Christie’s proposal nearly doubles the number of beds available to adults recovering from addiction and other issues. It’s the latest in a slew of efforts from Trenton to counter New Jersey’s growing opioid addiction crisis, which Christie says claimed 1,600 lives due to opioid overdoses in 2015 alone — four times the number of residents murdered, three times the number killed in car accidents.
“The hospital association says that emergency room visits, in our hospitals, increased by more than 117,000 patients from 2014 to 2015 and that nearly 54,000 of those cases — so almost half of them — wound up being substance abuse disorder diagnosis,” Christie said.

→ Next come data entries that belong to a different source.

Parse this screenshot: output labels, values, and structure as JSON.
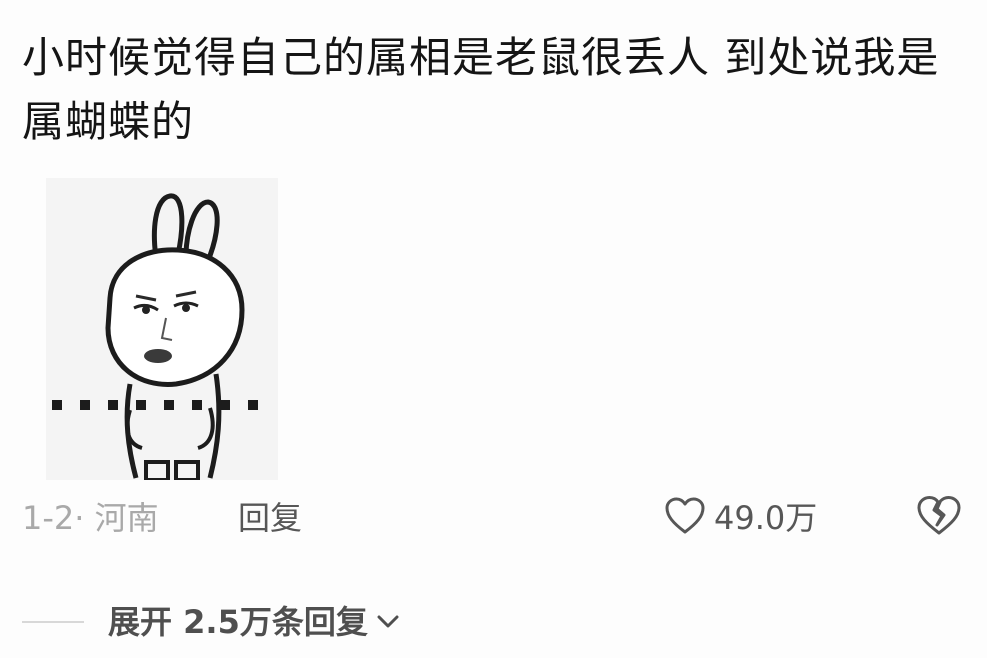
{
  "comment": {
    "text": "小时候觉得自己的属相是老鼠很丢人 到处说我是属蝴蝶的",
    "sticker_icon": "rabbit-meme-icon",
    "date": "1-2· 河南",
    "reply_label": "回复",
    "like_icon": "heart-icon",
    "like_count": "49.0万",
    "dislike_icon": "broken-heart-icon"
  },
  "replies": {
    "expand_label": "展开 2.5万条回复",
    "chevron_icon": "chevron-down-icon"
  },
  "colors": {
    "text_primary": "#151515",
    "text_muted": "#a9a9a9",
    "text_secondary": "#575757",
    "background": "#fdfdfd"
  }
}
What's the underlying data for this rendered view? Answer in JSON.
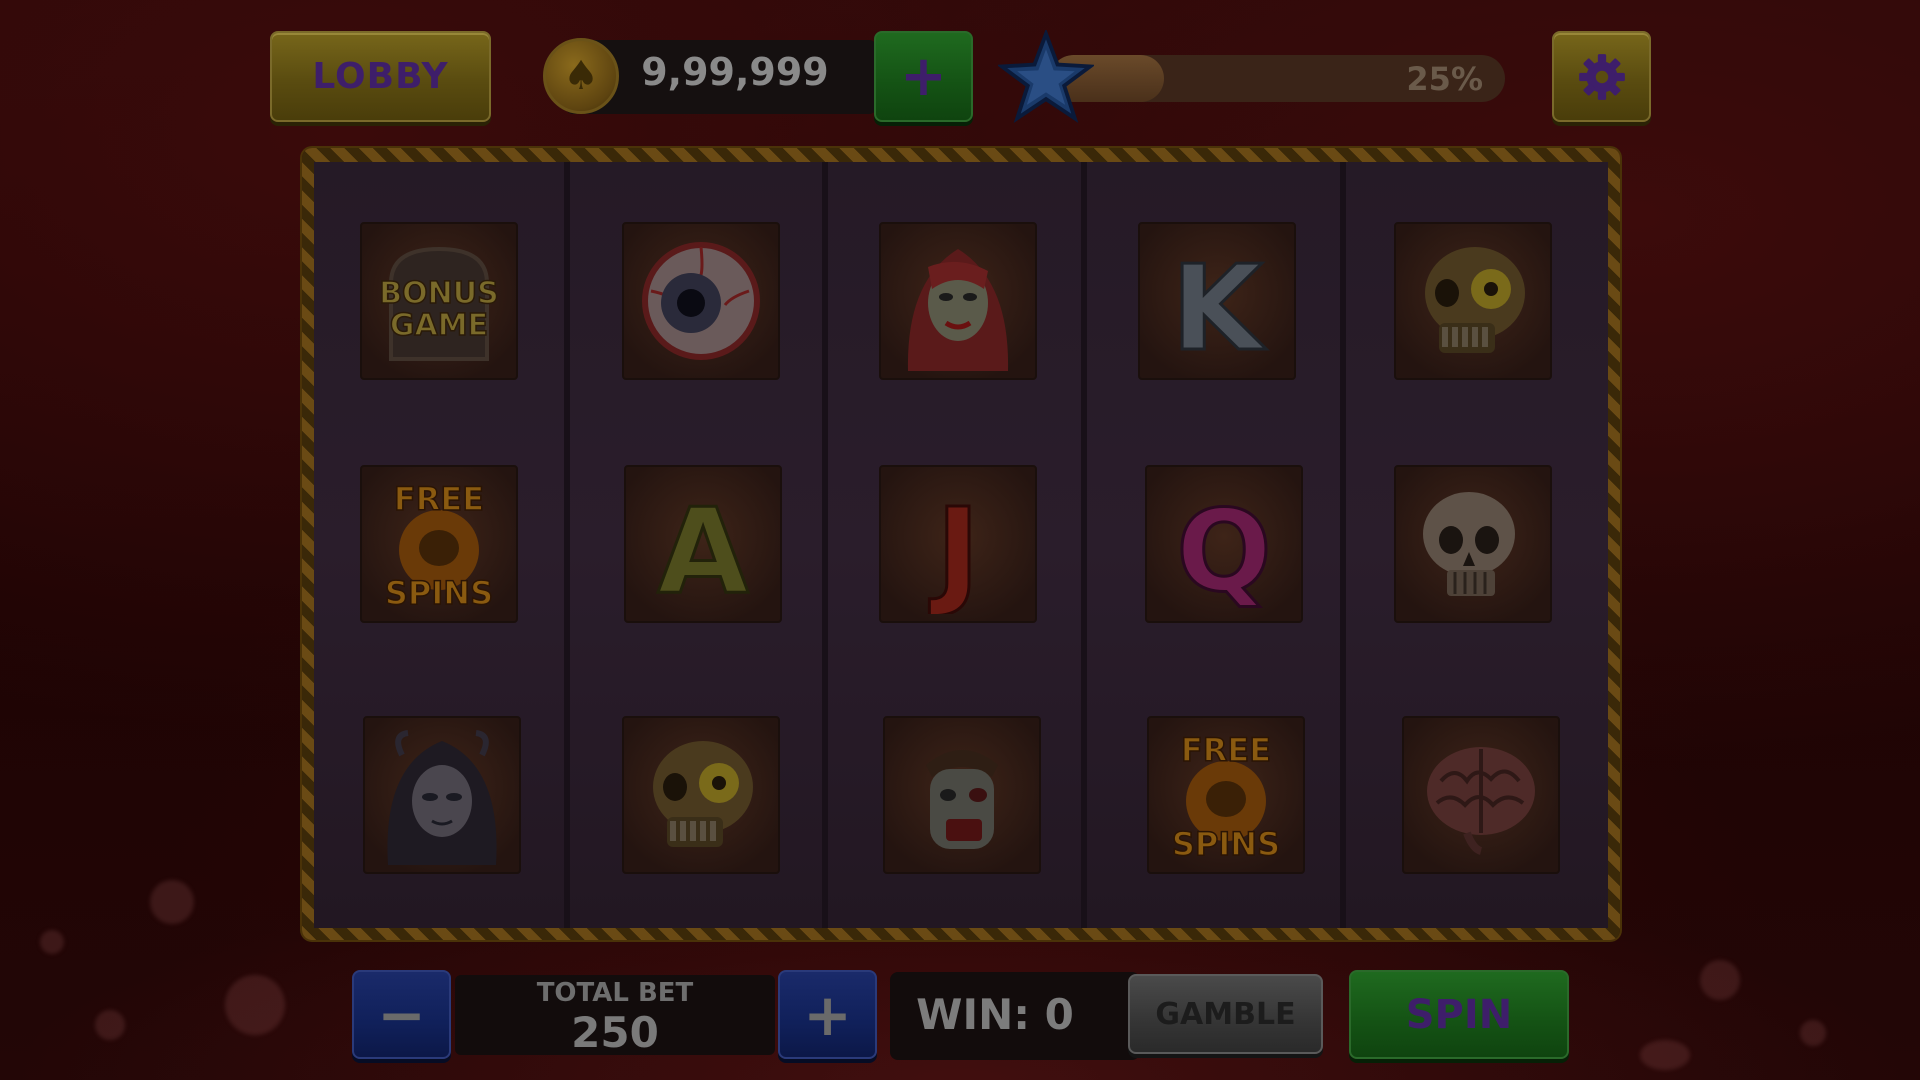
{
  "top_bar": {
    "lobby_label": "LOBBY",
    "coin_balance": "9,99,999",
    "add_coins_label": "+",
    "xp_progress_text": "25%",
    "xp_progress_fraction": 0.25
  },
  "reels": {
    "columns": 5,
    "rows": 3,
    "symbols": [
      [
        "bonus-game",
        "eyeball",
        "vampire-woman",
        "letter-k",
        "zombie-skull"
      ],
      [
        "free-spins",
        "letter-a",
        "letter-j",
        "letter-q",
        "skull"
      ],
      [
        "ghost-girl",
        "zombie-skull",
        "zombie-man",
        "free-spins",
        "brain"
      ]
    ],
    "bonus_text": [
      "BONUS",
      "GAME"
    ],
    "free_spins_text": [
      "FREE",
      "SPINS"
    ],
    "letters": {
      "k": "K",
      "a": "A",
      "j": "J",
      "q": "Q"
    }
  },
  "bottom_bar": {
    "minus_label": "−",
    "plus_label": "+",
    "total_bet_label": "TOTAL BET",
    "total_bet_value": "250",
    "win_text": "WIN: 0",
    "gamble_label": "GAMBLE",
    "spin_label": "SPIN"
  },
  "colors": {
    "gold": "#77661a",
    "green": "#1f6a1f",
    "blue": "#1a2a6a",
    "label_purple": "#3e1e6a"
  }
}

Coupled with the 40 percent increase over the number of beds currently available in the state, incentives to providers for submitting their applications. Christie said the Department of Health is looking to prioritize Warren, Salem, Ocean and Cape May counties — where need outpaces the number of beds available. He said in some cases, there are none at all. Five percent of the new beds will go to uninsured patients and those on Medicaid.
“I receive calls, very often, from individuals and families who, although they have commercial insurance, they have no place to go. There are long waits for beds and services,” said Debra Wentz, president and CEO of the New Jersey Association of Mental Health and Addiction Agencies.
“You can give me 10,000 beds today. If all I can keep them for is 30 days… You need a minimum of 90 days, almost a guarantee of six months in order to even have a dent in helping change someone’s life and getting them into long-term recovery,” said John Brogan, the chief recovery specialist at the Malvern Institute.
Christie cited 20 years working on addiction treatment alongside his wife, Mary Pat — the last two on the campaign trail, repeating a rallying cry he hoped would take him to the White House. Now Christie’s lobbying New Jersey’s congressional delegation to push for expanded drug treatment options under President Trump. Back in Trenton, imposing a two-year time limit to ready nearly 900 new recovery beds — a deadline that exceeds the remainder of his time in office.